Most of the dollar’s counterparts rose Monday after the Fed said last week that higher borrowing costs are unlikely in April and that it won’t tighten policy until the U.S. central bank is “reasonably confident” inflation will return to target and the labor market improves further. Three-month implied volatility on options for the real, reflecting projected shifts in the exchange rate, was the highest among 16 major currencies.
“The emerging-market relief rally following the cautious Fed outlook signals the beginning of a bullish reversal after heavy losses over the past weeks,” Ipek Ozkardeskaya, a currency strategist at Swissquote Bank in Gland, Switzerland, said in an e-mailed response to questions. “Still, the risk-reward ratio in real holdings is hammered by the high volatilities, and this is the reason why the real could underperform its emerging-market peers.”
The real is still down 16 percent this year as Finance Minister Joaquim Levy faces opposition in Congress to budget measures needed to avoid a credit rating downgrade and allegations of corruption at the state-controlled oil company drew street protests earlier this month.
Valor Economico reported that President Dilma Rousseff’s economic team is seeking to block legislation that would increase pension benefits.
Moody’s Investors Service cited a stalled economy and fiscal challenges when it put Brazil on negative outlook in September, six months after Standard & Poor’s cut the nation to one level above junk.

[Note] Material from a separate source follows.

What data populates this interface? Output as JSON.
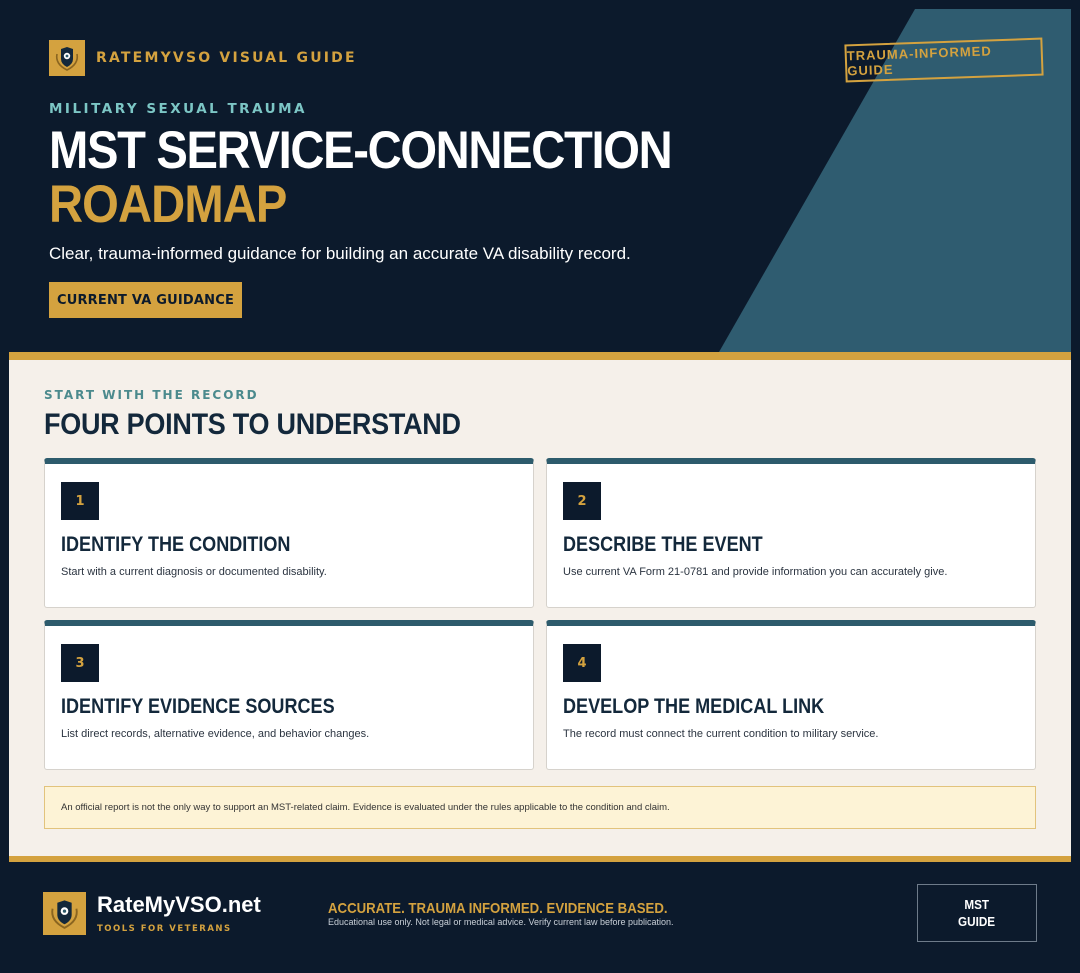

Moody’s and Fitch Ratings rank it a step higher.
Economists projected a 0.83 percent decline in gross domestic product for 2015 and raised their forecast for increases in consumer prices to 8.12 percent, according to the median of about 100 estimates in a central bank survey published Monday. The last time inflation ended the year above 8 percent was 2003.
Swap rates on the contract maturing in January 2016, a gauge of expectations for changes in borrowing costs, declined 0.10 percentage point to 13.59 percent.
To support the real and limit import price increases, the central bank sold the equivalent of $97.7 million of currency swaps as part of a plan to offer as much as $100 million a day until at least March 31. It rolled over contracts worth $356.1 million.
Brazil will outline the future of the swaps program in coming weeks, central bank President Alexandre Tombini said at an event in Sao Paulo on March 18.
Last week, the real’s 14-day relative strength index versus the dollar was below 30, a level some traders interpret as a sign that the local currency’s slide may have been overdone.